- Brief -
Search the records for lines with the word "email" and copy each match.

++++++++

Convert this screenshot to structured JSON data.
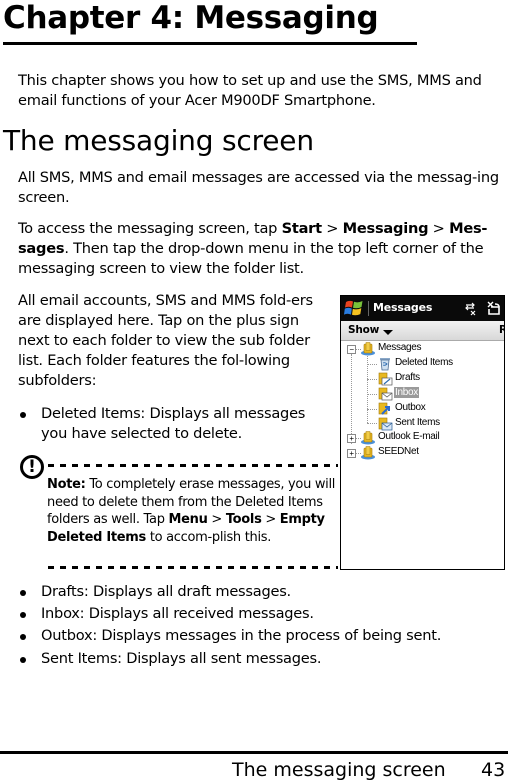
{
  "chapter": {
    "title": "Chapter 4: Messaging",
    "intro": "This chapter shows you how to set up and use the SMS, MMS and email functions of your Acer M900DF Smartphone."
  },
  "section": {
    "title": "The messaging screen",
    "para1": "All SMS, MMS and email messages are accessed via the messag-ing screen.",
    "para2": {
      "before": "To access the messaging screen, tap ",
      "start": "Start",
      "sep1": " > ",
      "messaging": "Messaging",
      "sep2": " > ",
      "messages": "Mes-sages",
      "after": ". Then tap the drop-down menu in the top left corner of the messaging screen to view the folder list."
    },
    "para3": "All email accounts, SMS and MMS fold-ers are displayed here. Tap on the plus sign next to each folder to view the sub folder list. Each folder features the fol-lowing subfolders:",
    "bullets_a": [
      "Deleted Items: Displays all messages you have selected to delete."
    ],
    "note": {
      "label": "Note:",
      "text1": " To completely erase messages, you will need to delete them from the Deleted Items folders as well. Tap ",
      "menu": "Menu",
      "sep1": " > ",
      "tools": "Tools",
      "sep2": " > ",
      "empty": "Empty Deleted Items",
      "text2": " to accom-plish this.",
      "icon": "exclamation-circle-icon",
      "icon_glyph": "!"
    },
    "bullets_b": [
      "Drafts: Displays all draft messages.",
      "Inbox: Displays all received messages.",
      "Outbox: Displays messages in the process of being sent.",
      "Sent Items: Displays all sent messages."
    ]
  },
  "screenshot": {
    "title": "Messages",
    "toolbar": {
      "show_label": "Show",
      "right_label_truncated": "R"
    },
    "tree": [
      {
        "label": "Messages",
        "level": 0,
        "expander": "−",
        "icon": "account-folder-icon"
      },
      {
        "label": "Deleted Items",
        "level": 1,
        "icon": "trash-folder-icon"
      },
      {
        "label": "Drafts",
        "level": 1,
        "icon": "drafts-folder-icon"
      },
      {
        "label": "Inbox",
        "level": 1,
        "icon": "inbox-folder-icon",
        "selected": true
      },
      {
        "label": "Outbox",
        "level": 1,
        "icon": "outbox-folder-icon"
      },
      {
        "label": "Sent Items",
        "level": 1,
        "icon": "sent-folder-icon"
      },
      {
        "label": "Outlook E-mail",
        "level": 0,
        "expander": "+",
        "icon": "account-folder-icon"
      },
      {
        "label": "SEEDNet",
        "level": 0,
        "expander": "+",
        "icon": "account-folder-icon"
      }
    ],
    "colors": {
      "titlebar": "#0a0a0a",
      "selection": "#9a9a9a",
      "folder": "#e8b820"
    }
  },
  "footer": {
    "section": "The messaging screen",
    "page": "43"
  }
}
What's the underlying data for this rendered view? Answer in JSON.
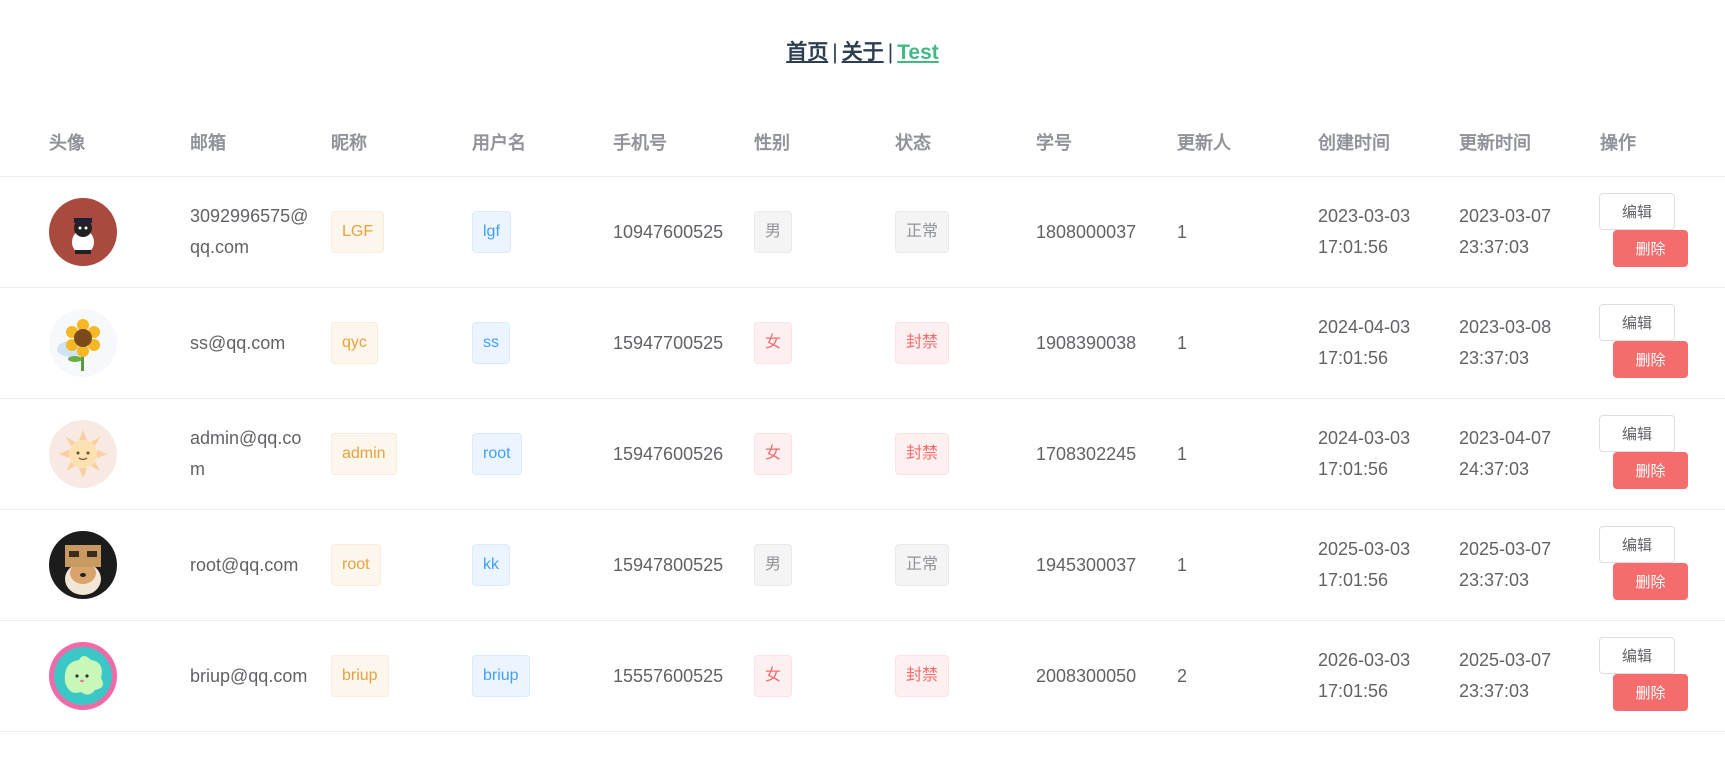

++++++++

- Response area -
    "intro": "This chapter shows you how to set up and use the SMS, MMS and email functions of your Acer M900DF Smartphone."
    "para1": "All SMS, MMS and email messages are accessed via the messag-ing screen.",
    "para3": "All email accounts, SMS and MMS fold-ers are displayed here. Tap on the plus sign next to each folder to view the sub folder list. Each folder features the fol-lowing subfolders:",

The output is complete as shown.